Source records:
*** Begin section ***
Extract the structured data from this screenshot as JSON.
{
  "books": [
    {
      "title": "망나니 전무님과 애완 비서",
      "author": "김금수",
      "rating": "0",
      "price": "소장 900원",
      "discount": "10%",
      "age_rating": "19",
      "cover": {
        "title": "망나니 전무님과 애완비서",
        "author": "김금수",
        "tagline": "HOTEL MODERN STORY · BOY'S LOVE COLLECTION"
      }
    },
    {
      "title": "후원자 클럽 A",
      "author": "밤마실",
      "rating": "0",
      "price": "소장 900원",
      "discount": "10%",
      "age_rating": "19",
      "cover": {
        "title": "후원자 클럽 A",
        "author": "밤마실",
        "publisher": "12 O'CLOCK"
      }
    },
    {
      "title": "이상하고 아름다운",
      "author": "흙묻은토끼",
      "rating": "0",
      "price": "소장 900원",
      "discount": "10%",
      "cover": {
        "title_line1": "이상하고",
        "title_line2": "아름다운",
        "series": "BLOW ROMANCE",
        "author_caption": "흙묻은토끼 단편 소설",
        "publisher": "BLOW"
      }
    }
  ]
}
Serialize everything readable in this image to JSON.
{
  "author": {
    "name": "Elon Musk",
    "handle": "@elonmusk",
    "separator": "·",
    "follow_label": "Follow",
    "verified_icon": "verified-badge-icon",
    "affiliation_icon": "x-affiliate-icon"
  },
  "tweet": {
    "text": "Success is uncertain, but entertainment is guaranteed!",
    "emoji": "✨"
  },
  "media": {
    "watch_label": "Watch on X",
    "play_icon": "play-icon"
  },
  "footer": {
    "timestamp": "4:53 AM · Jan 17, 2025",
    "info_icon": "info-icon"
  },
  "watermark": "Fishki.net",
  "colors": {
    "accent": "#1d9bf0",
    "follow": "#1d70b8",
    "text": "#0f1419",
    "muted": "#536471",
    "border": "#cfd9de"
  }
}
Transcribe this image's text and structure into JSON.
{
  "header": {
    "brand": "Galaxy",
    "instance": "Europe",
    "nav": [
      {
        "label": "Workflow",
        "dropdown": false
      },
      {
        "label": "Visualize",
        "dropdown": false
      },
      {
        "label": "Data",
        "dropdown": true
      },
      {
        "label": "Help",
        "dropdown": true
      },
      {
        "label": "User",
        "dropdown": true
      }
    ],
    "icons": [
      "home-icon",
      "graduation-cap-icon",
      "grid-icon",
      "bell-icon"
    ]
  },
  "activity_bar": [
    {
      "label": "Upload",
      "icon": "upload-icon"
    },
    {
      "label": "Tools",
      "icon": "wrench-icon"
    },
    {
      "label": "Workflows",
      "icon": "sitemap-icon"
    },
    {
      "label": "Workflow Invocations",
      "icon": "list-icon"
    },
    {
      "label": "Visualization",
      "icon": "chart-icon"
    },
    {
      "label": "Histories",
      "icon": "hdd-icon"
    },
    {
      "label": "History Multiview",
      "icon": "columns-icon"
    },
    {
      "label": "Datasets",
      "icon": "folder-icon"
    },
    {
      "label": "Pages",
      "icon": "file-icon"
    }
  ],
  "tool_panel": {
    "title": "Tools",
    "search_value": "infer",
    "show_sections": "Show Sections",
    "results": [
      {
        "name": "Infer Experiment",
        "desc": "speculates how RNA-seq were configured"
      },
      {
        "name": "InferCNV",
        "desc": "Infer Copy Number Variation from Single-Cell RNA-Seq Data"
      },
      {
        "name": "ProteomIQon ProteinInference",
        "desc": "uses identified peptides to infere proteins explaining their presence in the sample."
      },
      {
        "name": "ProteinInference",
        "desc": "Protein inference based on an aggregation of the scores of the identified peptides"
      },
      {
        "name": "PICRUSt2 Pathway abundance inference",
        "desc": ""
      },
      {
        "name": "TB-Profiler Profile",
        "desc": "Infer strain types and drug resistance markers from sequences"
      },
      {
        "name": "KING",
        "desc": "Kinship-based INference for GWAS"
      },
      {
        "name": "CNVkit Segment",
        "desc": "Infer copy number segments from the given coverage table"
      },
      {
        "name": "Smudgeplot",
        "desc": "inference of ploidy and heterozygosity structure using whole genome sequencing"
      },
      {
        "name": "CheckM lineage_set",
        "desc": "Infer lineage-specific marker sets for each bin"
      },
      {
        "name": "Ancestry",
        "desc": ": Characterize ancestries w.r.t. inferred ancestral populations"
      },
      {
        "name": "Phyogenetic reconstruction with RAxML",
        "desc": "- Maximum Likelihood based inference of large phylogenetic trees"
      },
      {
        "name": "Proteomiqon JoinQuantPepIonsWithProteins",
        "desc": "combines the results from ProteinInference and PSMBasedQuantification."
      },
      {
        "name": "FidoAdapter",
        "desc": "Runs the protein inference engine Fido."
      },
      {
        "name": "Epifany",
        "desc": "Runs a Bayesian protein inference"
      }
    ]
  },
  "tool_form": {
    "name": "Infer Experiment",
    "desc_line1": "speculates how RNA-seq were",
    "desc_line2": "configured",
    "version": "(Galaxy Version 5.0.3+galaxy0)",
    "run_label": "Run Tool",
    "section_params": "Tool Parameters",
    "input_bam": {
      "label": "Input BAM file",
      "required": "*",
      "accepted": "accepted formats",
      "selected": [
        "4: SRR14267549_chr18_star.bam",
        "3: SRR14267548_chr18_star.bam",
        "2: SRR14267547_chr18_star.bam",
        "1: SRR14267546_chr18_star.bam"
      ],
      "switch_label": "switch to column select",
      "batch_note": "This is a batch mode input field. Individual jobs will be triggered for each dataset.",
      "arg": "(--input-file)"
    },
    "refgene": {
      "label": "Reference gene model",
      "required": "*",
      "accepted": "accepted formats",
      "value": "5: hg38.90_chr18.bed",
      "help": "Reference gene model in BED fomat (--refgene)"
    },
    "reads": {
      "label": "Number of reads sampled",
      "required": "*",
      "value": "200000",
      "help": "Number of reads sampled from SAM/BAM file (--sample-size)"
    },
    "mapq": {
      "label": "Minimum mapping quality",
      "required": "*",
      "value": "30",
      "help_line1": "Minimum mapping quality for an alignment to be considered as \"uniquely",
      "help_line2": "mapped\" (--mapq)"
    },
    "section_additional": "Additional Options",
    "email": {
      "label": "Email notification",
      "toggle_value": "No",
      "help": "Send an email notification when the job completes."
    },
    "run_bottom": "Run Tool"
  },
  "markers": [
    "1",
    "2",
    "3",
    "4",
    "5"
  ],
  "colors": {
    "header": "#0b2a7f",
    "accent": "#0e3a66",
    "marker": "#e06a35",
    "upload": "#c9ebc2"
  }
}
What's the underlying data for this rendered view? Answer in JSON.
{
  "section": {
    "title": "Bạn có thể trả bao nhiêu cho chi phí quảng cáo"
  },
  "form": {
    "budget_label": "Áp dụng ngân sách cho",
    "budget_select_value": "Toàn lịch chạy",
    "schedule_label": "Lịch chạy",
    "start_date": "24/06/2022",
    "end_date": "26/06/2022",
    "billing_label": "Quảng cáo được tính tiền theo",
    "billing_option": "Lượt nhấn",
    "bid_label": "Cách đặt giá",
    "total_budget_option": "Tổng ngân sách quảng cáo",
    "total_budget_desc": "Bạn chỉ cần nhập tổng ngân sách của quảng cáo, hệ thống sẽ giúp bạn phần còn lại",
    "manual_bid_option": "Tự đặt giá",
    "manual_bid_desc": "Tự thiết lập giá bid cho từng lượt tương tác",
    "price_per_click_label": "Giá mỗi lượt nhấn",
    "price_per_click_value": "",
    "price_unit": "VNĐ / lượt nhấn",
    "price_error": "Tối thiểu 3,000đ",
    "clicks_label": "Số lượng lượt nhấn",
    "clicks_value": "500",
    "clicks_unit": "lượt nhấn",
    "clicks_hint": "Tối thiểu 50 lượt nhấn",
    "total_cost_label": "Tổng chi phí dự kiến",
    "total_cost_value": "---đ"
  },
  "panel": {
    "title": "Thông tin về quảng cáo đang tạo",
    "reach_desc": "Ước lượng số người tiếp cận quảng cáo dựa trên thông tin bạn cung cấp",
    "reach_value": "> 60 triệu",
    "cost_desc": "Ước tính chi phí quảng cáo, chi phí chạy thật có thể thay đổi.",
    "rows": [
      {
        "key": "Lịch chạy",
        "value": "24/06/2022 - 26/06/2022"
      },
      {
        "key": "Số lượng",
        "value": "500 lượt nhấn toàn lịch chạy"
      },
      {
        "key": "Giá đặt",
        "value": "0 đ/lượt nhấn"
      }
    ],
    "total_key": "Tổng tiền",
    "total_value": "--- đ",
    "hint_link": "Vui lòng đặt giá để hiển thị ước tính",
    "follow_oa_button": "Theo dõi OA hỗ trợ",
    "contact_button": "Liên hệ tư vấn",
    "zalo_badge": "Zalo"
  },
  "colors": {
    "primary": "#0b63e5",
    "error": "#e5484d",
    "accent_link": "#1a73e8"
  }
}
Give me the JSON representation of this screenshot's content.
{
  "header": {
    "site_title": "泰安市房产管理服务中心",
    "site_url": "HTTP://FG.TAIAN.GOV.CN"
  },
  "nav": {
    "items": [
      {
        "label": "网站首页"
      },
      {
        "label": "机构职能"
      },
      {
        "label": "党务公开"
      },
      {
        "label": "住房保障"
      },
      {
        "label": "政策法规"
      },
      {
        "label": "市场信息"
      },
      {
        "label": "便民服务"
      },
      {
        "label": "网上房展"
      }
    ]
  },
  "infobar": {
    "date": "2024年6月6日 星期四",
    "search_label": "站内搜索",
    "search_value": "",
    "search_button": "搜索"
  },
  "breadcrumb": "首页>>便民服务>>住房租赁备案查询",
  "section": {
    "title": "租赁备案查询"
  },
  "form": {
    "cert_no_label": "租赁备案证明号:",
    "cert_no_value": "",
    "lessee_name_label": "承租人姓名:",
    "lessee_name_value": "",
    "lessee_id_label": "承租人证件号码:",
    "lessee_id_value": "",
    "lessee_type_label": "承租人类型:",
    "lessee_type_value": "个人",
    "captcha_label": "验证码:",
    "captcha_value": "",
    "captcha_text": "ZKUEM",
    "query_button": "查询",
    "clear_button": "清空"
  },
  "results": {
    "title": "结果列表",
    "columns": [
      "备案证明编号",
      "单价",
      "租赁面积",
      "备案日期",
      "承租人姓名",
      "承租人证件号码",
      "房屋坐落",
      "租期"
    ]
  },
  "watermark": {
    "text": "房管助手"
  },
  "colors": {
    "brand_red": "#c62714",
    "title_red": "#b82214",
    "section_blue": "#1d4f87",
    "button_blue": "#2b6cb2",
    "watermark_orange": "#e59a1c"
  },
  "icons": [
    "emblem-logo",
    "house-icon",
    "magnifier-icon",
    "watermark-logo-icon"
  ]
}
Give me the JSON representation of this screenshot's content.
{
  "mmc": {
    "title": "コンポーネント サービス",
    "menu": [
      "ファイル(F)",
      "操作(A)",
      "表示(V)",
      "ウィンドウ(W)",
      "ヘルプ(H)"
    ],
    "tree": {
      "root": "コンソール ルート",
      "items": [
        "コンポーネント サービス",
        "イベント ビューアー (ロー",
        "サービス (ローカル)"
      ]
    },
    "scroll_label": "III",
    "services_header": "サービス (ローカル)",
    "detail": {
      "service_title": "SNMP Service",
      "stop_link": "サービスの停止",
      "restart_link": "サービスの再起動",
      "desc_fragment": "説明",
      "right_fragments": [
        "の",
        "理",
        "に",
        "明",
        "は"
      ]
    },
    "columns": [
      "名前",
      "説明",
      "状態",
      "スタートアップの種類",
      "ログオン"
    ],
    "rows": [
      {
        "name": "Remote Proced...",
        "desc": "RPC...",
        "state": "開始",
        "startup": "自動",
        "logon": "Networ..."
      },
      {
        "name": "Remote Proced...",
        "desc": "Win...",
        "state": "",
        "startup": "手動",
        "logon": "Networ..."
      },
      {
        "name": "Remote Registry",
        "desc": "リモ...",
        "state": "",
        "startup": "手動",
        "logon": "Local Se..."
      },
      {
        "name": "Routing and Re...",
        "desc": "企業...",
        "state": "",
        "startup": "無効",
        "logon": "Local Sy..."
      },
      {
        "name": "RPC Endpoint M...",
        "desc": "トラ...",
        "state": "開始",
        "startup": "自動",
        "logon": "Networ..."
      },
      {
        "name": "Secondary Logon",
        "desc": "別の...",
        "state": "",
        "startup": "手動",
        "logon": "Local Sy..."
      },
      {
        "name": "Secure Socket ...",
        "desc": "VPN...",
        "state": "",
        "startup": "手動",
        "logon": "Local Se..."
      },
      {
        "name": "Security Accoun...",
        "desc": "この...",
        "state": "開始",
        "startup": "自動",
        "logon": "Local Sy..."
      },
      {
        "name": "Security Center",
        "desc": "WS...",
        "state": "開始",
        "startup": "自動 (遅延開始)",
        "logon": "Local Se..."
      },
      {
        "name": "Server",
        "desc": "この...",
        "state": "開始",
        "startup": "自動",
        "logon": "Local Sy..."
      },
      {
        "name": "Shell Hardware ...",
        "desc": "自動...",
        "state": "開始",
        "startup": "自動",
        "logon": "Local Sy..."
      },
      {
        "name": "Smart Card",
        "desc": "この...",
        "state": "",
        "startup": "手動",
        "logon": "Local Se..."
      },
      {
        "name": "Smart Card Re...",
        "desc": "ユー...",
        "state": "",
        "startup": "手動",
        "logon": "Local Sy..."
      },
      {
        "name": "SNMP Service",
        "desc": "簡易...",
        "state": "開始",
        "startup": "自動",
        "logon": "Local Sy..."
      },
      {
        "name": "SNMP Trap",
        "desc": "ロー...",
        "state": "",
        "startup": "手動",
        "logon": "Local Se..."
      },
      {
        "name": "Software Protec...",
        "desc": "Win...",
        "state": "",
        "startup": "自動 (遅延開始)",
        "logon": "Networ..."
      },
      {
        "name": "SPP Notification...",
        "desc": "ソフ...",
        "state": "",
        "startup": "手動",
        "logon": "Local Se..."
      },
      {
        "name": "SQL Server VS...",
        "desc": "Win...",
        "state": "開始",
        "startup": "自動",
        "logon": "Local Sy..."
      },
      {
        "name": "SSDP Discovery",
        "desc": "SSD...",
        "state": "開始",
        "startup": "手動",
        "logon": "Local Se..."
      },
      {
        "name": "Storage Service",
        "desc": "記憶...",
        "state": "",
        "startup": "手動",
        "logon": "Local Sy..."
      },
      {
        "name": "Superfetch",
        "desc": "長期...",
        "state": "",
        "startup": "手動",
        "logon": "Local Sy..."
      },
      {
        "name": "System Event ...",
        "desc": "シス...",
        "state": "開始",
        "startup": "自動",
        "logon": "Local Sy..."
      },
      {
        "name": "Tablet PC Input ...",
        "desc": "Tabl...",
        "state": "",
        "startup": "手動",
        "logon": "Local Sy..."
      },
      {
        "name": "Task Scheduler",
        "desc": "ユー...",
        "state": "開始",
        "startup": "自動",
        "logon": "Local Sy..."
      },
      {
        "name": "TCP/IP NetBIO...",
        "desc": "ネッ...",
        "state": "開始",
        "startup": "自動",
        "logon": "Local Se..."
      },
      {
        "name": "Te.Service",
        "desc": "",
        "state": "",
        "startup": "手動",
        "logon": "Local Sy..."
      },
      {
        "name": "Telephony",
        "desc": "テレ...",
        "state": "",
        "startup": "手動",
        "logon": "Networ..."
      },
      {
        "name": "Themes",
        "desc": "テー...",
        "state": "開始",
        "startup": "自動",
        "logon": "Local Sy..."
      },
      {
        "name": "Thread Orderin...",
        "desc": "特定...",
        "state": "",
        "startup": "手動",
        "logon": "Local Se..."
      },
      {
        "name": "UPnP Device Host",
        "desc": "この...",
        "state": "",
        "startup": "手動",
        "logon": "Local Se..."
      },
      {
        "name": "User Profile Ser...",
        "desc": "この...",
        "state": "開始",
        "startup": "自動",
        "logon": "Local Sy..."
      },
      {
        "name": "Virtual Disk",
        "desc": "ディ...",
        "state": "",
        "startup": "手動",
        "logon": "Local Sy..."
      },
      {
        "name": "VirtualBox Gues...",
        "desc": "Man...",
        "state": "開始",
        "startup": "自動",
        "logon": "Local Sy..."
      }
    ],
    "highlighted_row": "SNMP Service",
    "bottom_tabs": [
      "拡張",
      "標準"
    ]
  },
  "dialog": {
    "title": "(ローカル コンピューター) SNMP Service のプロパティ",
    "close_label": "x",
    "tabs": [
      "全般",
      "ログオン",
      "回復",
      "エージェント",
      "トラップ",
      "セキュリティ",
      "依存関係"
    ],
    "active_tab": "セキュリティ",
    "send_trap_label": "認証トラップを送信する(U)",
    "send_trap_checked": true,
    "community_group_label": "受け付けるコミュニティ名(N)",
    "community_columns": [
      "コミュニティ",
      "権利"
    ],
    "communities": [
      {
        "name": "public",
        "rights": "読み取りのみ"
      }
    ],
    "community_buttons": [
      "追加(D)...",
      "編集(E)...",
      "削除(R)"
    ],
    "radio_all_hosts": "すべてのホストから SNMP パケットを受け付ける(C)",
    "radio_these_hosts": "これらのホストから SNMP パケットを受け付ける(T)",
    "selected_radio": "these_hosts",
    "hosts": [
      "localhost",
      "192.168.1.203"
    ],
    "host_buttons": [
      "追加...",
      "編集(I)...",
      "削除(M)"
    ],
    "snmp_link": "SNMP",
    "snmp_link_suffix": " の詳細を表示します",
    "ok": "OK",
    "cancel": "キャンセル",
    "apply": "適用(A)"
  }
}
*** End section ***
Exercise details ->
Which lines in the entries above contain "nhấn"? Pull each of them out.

Answer box ->
    "billing_option": "Lượt nhấn",
    "price_per_click_label": "Giá mỗi lượt nhấn",
    "price_unit": "VNĐ / lượt nhấn",
    "clicks_label": "Số lượng lượt nhấn",
    "clicks_unit": "lượt nhấn",
    "clicks_hint": "Tối thiểu 50 lượt nhấn",
        "value": "500 lượt nhấn toàn lịch chạy"
        "value": "0 đ/lượt nhấn"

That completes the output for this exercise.